Monday, September 14, 2015

Twice-stabbed Bug

Twice-stabbed stink bug on my fingertip - REK
I recently visited with Kelly McGowan, the Horticultural Educator for the MU Extension.  She gave me several tiny black bugs from the Botanical Gardens to confirm her initial identification.  By photographing them close up we could confirm that they were the twice-stabbed stink bug, Cosmopepla lintneriana.

M. histrionica - REK
C.  lintneriana is sometimes referred to as the wee harlequin bug.  This is a nod to its coloration and shape, somewhat reminiscent of its larger cousin, the easily recognized harlequin bug (Murgantia histrionica).  It is a member of the
Pentatomidae or stink bug family, and if threatened or handled it puts out a noxious odor.  You need to sniff your fingers to get the full effect.

Twice-stabbed orgy, note yellow eggs below - MJ Hatfield
Both species guard their egg clusters after placing them on host plants.  As you might guess, a bug named "wee" has tiny eggs.  MJ Hatfield has some exceptional photographs of them in Bugguide.
Emerging from egg - MJ Hatfield
MJ Hatfield


Eggs are laid in clusters on a variety of host plants including mint, echinacea, asparagus and goldenrod, and the adults hang around to guard them.  The adult bugs overwinter beneath the leaf litter.

Mating end to end - REK
They are dietary generalists, their sucking mouth parts working on a wide variety of plants and fruits, including grapes, columbine and raspberry.  They are specifically fond of the Verbascum family which includes the exotic mullein, Verbascum thapsus, so they get a 4-star rating from my wife, the Invader Crusader. 

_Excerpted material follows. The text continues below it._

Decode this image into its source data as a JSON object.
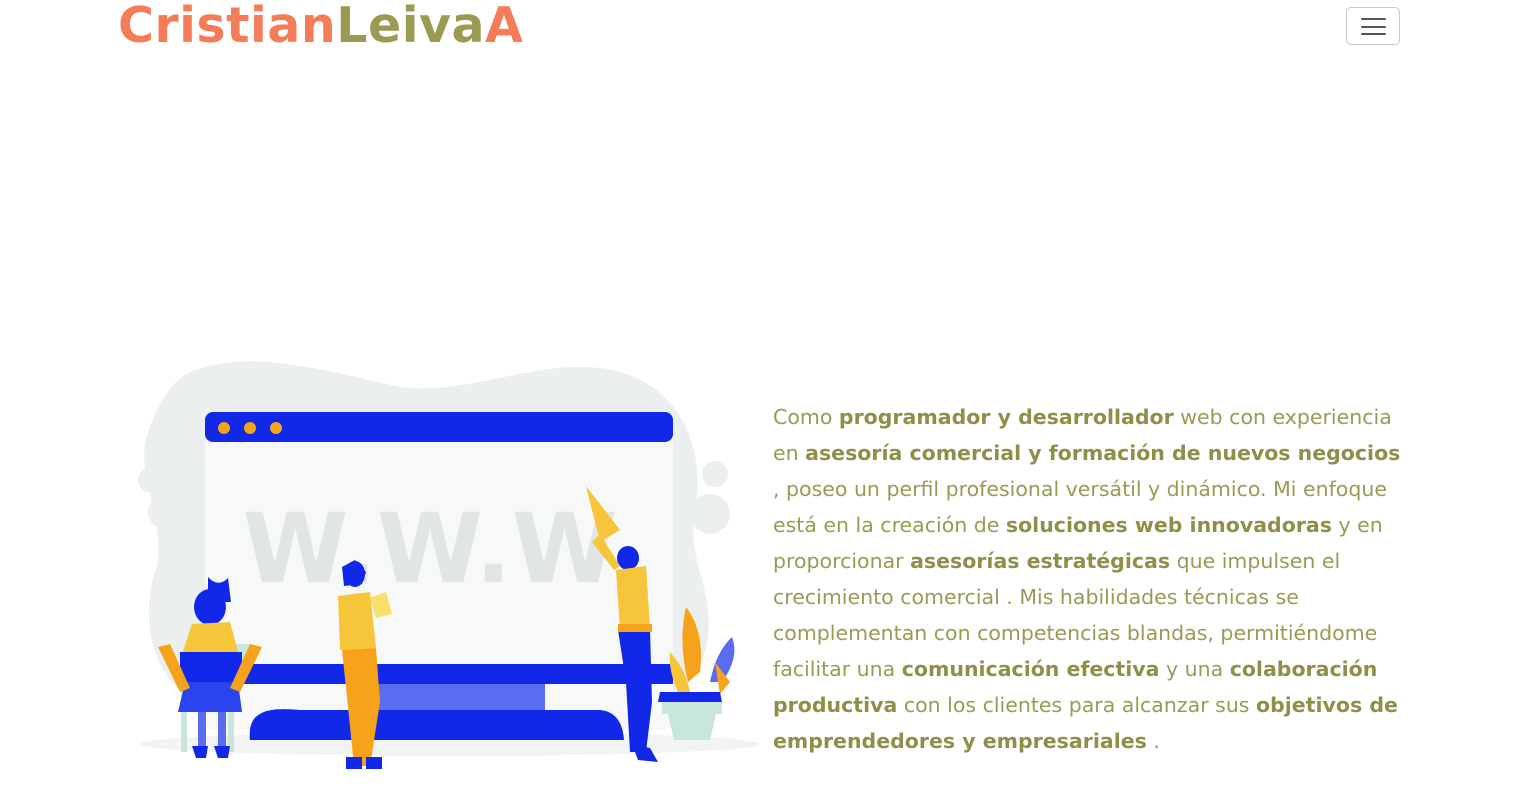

They may produce surface discoloration on some fruit but don't usually cause significant damage to plants and are not considered an economic pest.  

MJ Hatfield generously shares his photographs by Creative Commons.  If you put photographs from nature on the web, consider sharing them with others with a Creative Commons License.

No comments:

Post a Comment